- They insist you have a virus or form of malware that is undetectable: This is just one of many scare tactics designed to get you to react without thinking. Tech support scam artists tend to be persuasive talkers and rely on you letting your guard down. Even if they sound believable, you are always better off hanging up and seeking out the software providers’ official customer service line.
- A pop-up error message instructs you to call a number for assistance: Many scams rely on the user to initiate contact. Typically this happens when they click on a questionable link and get redirected to a site that will generate an urgent, official-looking error message telling them to call a number. Do not follow these pop-ups instructions.
- They ask you for personal information: Names, dates of birth, Social Security Numbers and credit card information are incredibly valuable and there’s never any reason for a “tech support representative” to ask you for them. If they do, it’s an obvious sign of a scam.
What should you do if you think you or your family has been scammed?
Scam artists are a crafty bunch, and even the well-informed can be tricked into giving up some of their valuable information. If you suspect you’ve been duped by one of these scams, there are a few simple dos and don’ts that will help minimize the impact.
- Do: Contact your bank or financial institution as soon as possible to inform them. Depending on the institution, they can take measures like issuing new cards, placing security alerts on your accounts and helping with contested charges. Any delay could leave you out of luck.
- Don’t: Leave your computer connected to the internet. Software installed by these scammers may continue to relay information from your device even when you think it’s over. Be sure to unplug any wired connections and disable wireless internet connections.
- Do: Give your friends and family a heads-up. Let them know you believe you may have been compromised and to keep an eye out for any suspicious links or messages coming from you. This can help prevent the spread of malicious software from your device to theirs.
- Don’t: Forget to keep an eye on your accounts, even after some time has passed. A clever scammer may be willing to wait and lull you into a false sense of security before trying to cash in.

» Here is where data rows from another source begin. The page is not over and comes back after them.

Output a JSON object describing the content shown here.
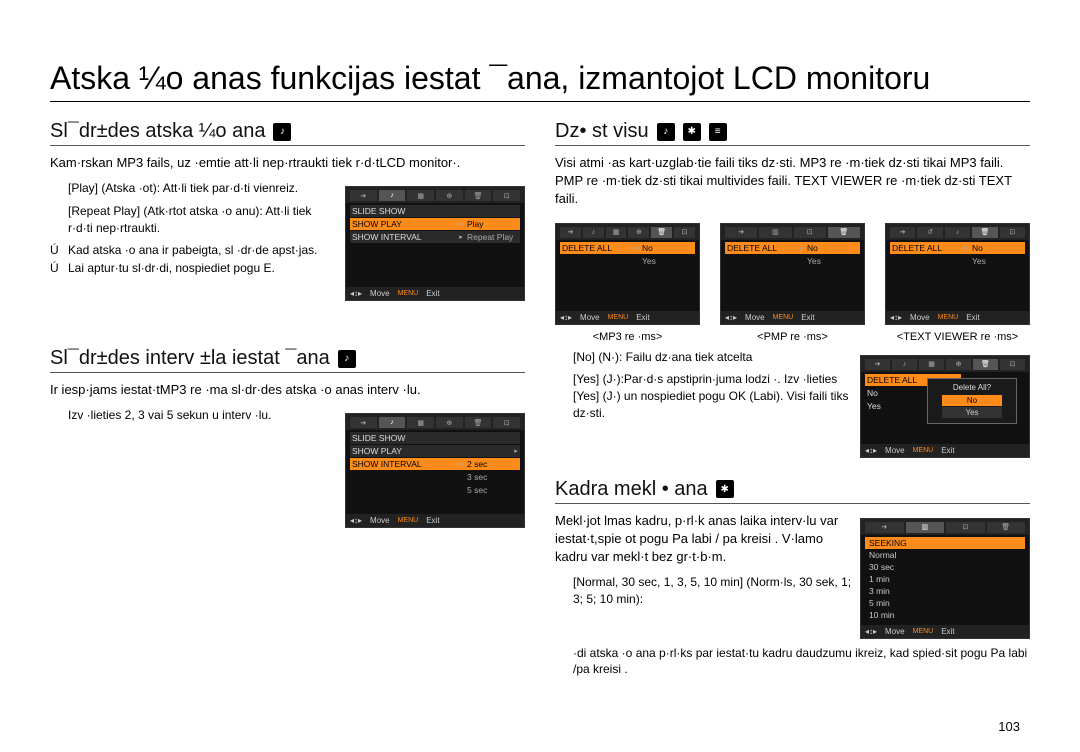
{
  "title": "Atska ¼o anas funkcijas iestat ¯ana, izmantojot LCD monitoru",
  "pagenum": "103",
  "left": {
    "sec1": {
      "title": "Sl¯dr±des atska ¼o ana",
      "body": "Kam·rskan MP3 fails, uz ·emtie att·li nep·rtraukti tiek r·d·tLCD monitor·.",
      "opt1": "[Play] (Atska ·ot): Att·li tiek par·d·ti vienreiz.",
      "opt2": "[Repeat Play] (Atk·rtot atska ·o anu): Att·li tiek r·d·ti nep·rtraukti.",
      "b1": "Kad atska ·o ana ir pabeigta, sl ·dr·de apst·jas.",
      "b2": "Lai aptur·tu sl·dr·di, nospiediet pogu E."
    },
    "sec2": {
      "title": "Sl¯dr±des interv ±la iestat ¯ana",
      "body": "Ir iesp·jams iestat·tMP3 re ·ma sl·dr·des atska ·o anas interv ·lu.",
      "opt": "Izv ·lieties 2, 3 vai 5 sekun u interv ·lu."
    }
  },
  "right": {
    "sec1": {
      "title": "Dz• st visu",
      "body": "Visi atmi ·as kart·uzglab·tie faili tiks dz·sti. MP3 re ·m·tiek dz·sti tikai MP3 faili. PMP re ·m·tiek dz·sti tikai multivides faili. TEXT VIEWER re ·m·tiek dz·sti TEXT faili.",
      "cap1": "<MP3 re ·ms>",
      "cap2": "<PMP re ·ms>",
      "cap3": "<TEXT VIEWER re ·ms>",
      "no": "[No] (N·): Failu dz·ana tiek atcelta",
      "yes": "[Yes] (J·):Par·d·s apstiprin·juma lodzi ·. Izv ·lieties [Yes] (J·) un nospiediet pogu OK (Labi). Visi faili tiks dz·sti."
    },
    "sec2": {
      "title": "Kadra mekl • ana",
      "body": "Mekl·jot lmas kadru, p·rl·k anas laika interv·lu var iestat·t,spie ot pogu  Pa labi / pa kreisi . V·lamo kadru var mekl·t bez gr·t·b·m.",
      "opt": "[Normal, 30 sec, 1, 3, 5, 10 min] (Norm·ls, 30 sek, 1; 3; 5; 10 min):",
      "opt2": "·di atska ·o ana p·rl·ks par iestat·tu kadru daudzumu ikreiz, kad spied·sit pogu Pa labi /pa kreisi ."
    }
  },
  "lcd": {
    "slideShow": "SLIDE SHOW",
    "showPlay": "SHOW PLAY",
    "showInterval": "SHOW INTERVAL",
    "play": "Play",
    "repeat": "Repeat Play",
    "s2": "2 sec",
    "s3": "3 sec",
    "s5": "5 sec",
    "move": "Move",
    "menu": "MENU",
    "exit": "Exit",
    "deleteAll": "DELETE ALL",
    "no": "No",
    "yes": "Yes",
    "deleteAllQ": "Delete All?",
    "seeking": "SEEKING",
    "normal": "Normal",
    "t30": "30 sec",
    "t1": "1 min",
    "t3": "3 min",
    "t5": "5 min",
    "t10": "10 min"
  }
}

- Do: Change your passwords, but don’t rush to do it unless you know your computer is not compromised. It’s no use having a new password if a scammer is monitoring your every move. Make the changes using a different device to be safe.